### Material provided

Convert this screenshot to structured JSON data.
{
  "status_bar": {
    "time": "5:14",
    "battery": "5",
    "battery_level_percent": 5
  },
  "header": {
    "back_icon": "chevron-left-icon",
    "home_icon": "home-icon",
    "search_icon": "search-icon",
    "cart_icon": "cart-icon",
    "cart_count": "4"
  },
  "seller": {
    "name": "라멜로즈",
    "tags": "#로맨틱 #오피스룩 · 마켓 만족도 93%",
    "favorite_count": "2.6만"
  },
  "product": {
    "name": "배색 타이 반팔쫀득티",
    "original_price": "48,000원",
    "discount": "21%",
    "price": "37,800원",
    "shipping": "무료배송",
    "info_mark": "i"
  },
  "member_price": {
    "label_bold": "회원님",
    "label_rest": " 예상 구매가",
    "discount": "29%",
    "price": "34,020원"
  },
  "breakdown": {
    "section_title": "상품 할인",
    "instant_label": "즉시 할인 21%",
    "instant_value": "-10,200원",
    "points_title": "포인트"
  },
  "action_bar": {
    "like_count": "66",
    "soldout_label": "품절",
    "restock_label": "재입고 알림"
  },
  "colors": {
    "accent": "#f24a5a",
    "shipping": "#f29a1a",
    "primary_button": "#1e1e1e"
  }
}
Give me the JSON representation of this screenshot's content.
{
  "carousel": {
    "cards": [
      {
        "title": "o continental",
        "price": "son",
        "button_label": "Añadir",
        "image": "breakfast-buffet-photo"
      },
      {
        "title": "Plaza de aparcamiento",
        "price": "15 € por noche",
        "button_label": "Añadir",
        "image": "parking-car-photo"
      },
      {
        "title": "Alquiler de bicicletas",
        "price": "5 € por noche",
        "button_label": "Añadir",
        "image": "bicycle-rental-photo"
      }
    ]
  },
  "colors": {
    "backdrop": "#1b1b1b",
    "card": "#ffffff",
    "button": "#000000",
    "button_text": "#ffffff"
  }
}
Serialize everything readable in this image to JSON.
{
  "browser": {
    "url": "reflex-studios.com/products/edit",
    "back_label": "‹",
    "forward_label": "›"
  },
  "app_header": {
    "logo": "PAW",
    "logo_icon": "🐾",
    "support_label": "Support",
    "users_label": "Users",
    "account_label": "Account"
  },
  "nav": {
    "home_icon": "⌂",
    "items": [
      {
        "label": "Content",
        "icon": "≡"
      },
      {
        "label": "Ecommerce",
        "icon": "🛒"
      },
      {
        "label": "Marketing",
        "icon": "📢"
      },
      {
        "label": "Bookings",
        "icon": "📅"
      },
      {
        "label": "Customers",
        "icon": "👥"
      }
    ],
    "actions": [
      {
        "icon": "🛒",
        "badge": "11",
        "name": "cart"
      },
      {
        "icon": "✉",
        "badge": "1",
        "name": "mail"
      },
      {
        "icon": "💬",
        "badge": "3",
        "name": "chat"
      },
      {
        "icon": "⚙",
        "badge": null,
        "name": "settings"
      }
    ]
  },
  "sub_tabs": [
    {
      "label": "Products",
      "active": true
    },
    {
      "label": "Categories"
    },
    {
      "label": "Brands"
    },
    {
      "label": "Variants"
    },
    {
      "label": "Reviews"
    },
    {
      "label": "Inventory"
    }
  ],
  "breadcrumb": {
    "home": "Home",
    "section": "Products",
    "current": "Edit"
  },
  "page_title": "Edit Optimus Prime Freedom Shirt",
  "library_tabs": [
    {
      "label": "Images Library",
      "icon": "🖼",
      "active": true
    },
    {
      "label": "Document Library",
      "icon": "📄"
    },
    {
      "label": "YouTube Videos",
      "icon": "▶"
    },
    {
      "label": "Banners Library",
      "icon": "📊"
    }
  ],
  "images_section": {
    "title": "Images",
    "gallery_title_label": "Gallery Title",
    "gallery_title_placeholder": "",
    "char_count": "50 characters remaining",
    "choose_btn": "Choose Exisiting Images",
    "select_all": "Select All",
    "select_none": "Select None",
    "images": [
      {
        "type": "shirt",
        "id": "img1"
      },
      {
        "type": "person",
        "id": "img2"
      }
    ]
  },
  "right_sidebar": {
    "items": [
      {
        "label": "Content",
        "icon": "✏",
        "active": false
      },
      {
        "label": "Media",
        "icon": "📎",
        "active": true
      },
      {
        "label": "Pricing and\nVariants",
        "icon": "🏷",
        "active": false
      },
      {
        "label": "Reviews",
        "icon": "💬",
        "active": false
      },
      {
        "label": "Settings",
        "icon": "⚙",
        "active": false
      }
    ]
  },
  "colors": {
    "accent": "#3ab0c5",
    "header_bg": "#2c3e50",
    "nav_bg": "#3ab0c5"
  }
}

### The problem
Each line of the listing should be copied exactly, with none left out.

### Finished exercise
Convert this screenshot to structured JSON data.
{
  "status_bar": {
    "time": "5:14",
    "battery": "5",
    "battery_level_percent": 5
  },
  "header": {
    "back_icon": "chevron-left-icon",
    "home_icon": "home-icon",
    "search_icon": "search-icon",
    "cart_icon": "cart-icon",
    "cart_count": "4"
  },
  "seller": {
    "name": "라멜로즈",
    "tags": "#로맨틱 #오피스룩 · 마켓 만족도 93%",
    "favorite_count": "2.6만"
  },
  "product": {
    "name": "배색 타이 반팔쫀득티",
    "original_price": "48,000원",
    "discount": "21%",
    "price": "37,800원",
    "shipping": "무료배송",
    "info_mark": "i"
  },
  "member_price": {
    "label_bold": "회원님",
    "label_rest": " 예상 구매가",
    "discount": "29%",
    "price": "34,020원"
  },
  "breakdown": {
    "section_title": "상품 할인",
    "instant_label": "즉시 할인 21%",
    "instant_value": "-10,200원",
    "points_title": "포인트"
  },
  "action_bar": {
    "like_count": "66",
    "soldout_label": "품절",
    "restock_label": "재입고 알림"
  },
  "colors": {
    "accent": "#f24a5a",
    "shipping": "#f29a1a",
    "primary_button": "#1e1e1e"
  }
}
Give me the JSON representation of this screenshot's content.
{
  "carousel": {
    "cards": [
      {
        "title": "o continental",
        "price": "son",
        "button_label": "Añadir",
        "image": "breakfast-buffet-photo"
      },
      {
        "title": "Plaza de aparcamiento",
        "price": "15 € por noche",
        "button_label": "Añadir",
        "image": "parking-car-photo"
      },
      {
        "title": "Alquiler de bicicletas",
        "price": "5 € por noche",
        "button_label": "Añadir",
        "image": "bicycle-rental-photo"
      }
    ]
  },
  "colors": {
    "backdrop": "#1b1b1b",
    "card": "#ffffff",
    "button": "#000000",
    "button_text": "#ffffff"
  }
}
Serialize everything readable in this image to JSON.
{
  "browser": {
    "url": "reflex-studios.com/products/edit",
    "back_label": "‹",
    "forward_label": "›"
  },
  "app_header": {
    "logo": "PAW",
    "logo_icon": "🐾",
    "support_label": "Support",
    "users_label": "Users",
    "account_label": "Account"
  },
  "nav": {
    "home_icon": "⌂",
    "items": [
      {
        "label": "Content",
        "icon": "≡"
      },
      {
        "label": "Ecommerce",
        "icon": "🛒"
      },
      {
        "label": "Marketing",
        "icon": "📢"
      },
      {
        "label": "Bookings",
        "icon": "📅"
      },
      {
        "label": "Customers",
        "icon": "👥"
      }
    ],
    "actions": [
      {
        "icon": "🛒",
        "badge": "11",
        "name": "cart"
      },
      {
        "icon": "✉",
        "badge": "1",
        "name": "mail"
      },
      {
        "icon": "💬",
        "badge": "3",
        "name": "chat"
      },
      {
        "icon": "⚙",
        "badge": null,
        "name": "settings"
      }
    ]
  },
  "sub_tabs": [
    {
      "label": "Products",
      "active": true
    },
    {
      "label": "Categories"
    },
    {
      "label": "Brands"
    },
    {
      "label": "Variants"
    },
    {
      "label": "Reviews"
    },
    {
      "label": "Inventory"
    }
  ],
  "breadcrumb": {
    "home": "Home",
    "section": "Products",
    "current": "Edit"
  },
  "page_title": "Edit Optimus Prime Freedom Shirt",
  "library_tabs": [
    {
      "label": "Images Library",
      "icon": "🖼",
      "active": true
    },
    {
      "label": "Document Library",
      "icon": "📄"
    },
    {
      "label": "YouTube Videos",
      "icon": "▶"
    },
    {
      "label": "Banners Library",
      "icon": "📊"
    }
  ],
  "images_section": {
    "title": "Images",
    "gallery_title_label": "Gallery Title",
    "gallery_title_placeholder": "",
    "char_count": "50 characters remaining",
    "choose_btn": "Choose Exisiting Images",
    "select_all": "Select All",
    "select_none": "Select None",
    "images": [
      {
        "type": "shirt",
        "id": "img1"
      },
      {
        "type": "person",
        "id": "img2"
      }
    ]
  },
  "right_sidebar": {
    "items": [
      {
        "label": "Content",
        "icon": "✏",
        "active": false
      },
      {
        "label": "Media",
        "icon": "📎",
        "active": true
      },
      {
        "label": "Pricing and\nVariants",
        "icon": "🏷",
        "active": false
      },
      {
        "label": "Reviews",
        "icon": "💬",
        "active": false
      },
      {
        "label": "Settings",
        "icon": "⚙",
        "active": false
      }
    ]
  },
  "colors": {
    "accent": "#3ab0c5",
    "header_bg": "#2c3e50",
    "nav_bg": "#3ab0c5"
  }
}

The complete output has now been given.